** What you will do **
All of the data is to be restated word for word.

** Data under study **
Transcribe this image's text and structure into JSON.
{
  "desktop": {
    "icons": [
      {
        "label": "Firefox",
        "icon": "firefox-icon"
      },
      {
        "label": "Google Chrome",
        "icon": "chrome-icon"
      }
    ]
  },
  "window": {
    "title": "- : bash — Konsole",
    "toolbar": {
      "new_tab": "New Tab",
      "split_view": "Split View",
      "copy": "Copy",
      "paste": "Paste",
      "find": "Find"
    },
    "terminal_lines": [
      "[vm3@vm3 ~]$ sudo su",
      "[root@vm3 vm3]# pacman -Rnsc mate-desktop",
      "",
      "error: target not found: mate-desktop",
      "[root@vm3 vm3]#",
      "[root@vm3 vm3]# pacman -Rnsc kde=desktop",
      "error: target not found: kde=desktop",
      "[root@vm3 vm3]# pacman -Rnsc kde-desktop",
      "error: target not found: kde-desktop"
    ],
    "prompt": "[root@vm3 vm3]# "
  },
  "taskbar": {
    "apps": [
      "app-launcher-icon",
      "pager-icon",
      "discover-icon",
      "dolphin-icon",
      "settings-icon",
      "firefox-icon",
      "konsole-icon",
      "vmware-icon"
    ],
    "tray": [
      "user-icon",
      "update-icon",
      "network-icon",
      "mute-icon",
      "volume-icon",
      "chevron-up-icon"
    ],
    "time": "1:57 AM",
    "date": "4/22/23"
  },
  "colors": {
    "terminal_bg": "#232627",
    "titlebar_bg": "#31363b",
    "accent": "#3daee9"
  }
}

** Exercise output **
Transcribe this image's text and structure into JSON.
{
  "desktop": {
    "icons": [
      {
        "label": "Firefox",
        "icon": "firefox-icon"
      },
      {
        "label": "Google Chrome",
        "icon": "chrome-icon"
      }
    ]
  },
  "window": {
    "title": "- : bash — Konsole",
    "toolbar": {
      "new_tab": "New Tab",
      "split_view": "Split View",
      "copy": "Copy",
      "paste": "Paste",
      "find": "Find"
    },
    "terminal_lines": [
      "[vm3@vm3 ~]$ sudo su",
      "[root@vm3 vm3]# pacman -Rnsc mate-desktop",
      "",
      "error: target not found: mate-desktop",
      "[root@vm3 vm3]#",
      "[root@vm3 vm3]# pacman -Rnsc kde=desktop",
      "error: target not found: kde=desktop",
      "[root@vm3 vm3]# pacman -Rnsc kde-desktop",
      "error: target not found: kde-desktop"
    ],
    "prompt": "[root@vm3 vm3]# "
  },
  "taskbar": {
    "apps": [
      "app-launcher-icon",
      "pager-icon",
      "discover-icon",
      "dolphin-icon",
      "settings-icon",
      "firefox-icon",
      "konsole-icon",
      "vmware-icon"
    ],
    "tray": [
      "user-icon",
      "update-icon",
      "network-icon",
      "mute-icon",
      "volume-icon",
      "chevron-up-icon"
    ],
    "time": "1:57 AM",
    "date": "4/22/23"
  },
  "colors": {
    "terminal_bg": "#232627",
    "titlebar_bg": "#31363b",
    "accent": "#3daee9"
  }
}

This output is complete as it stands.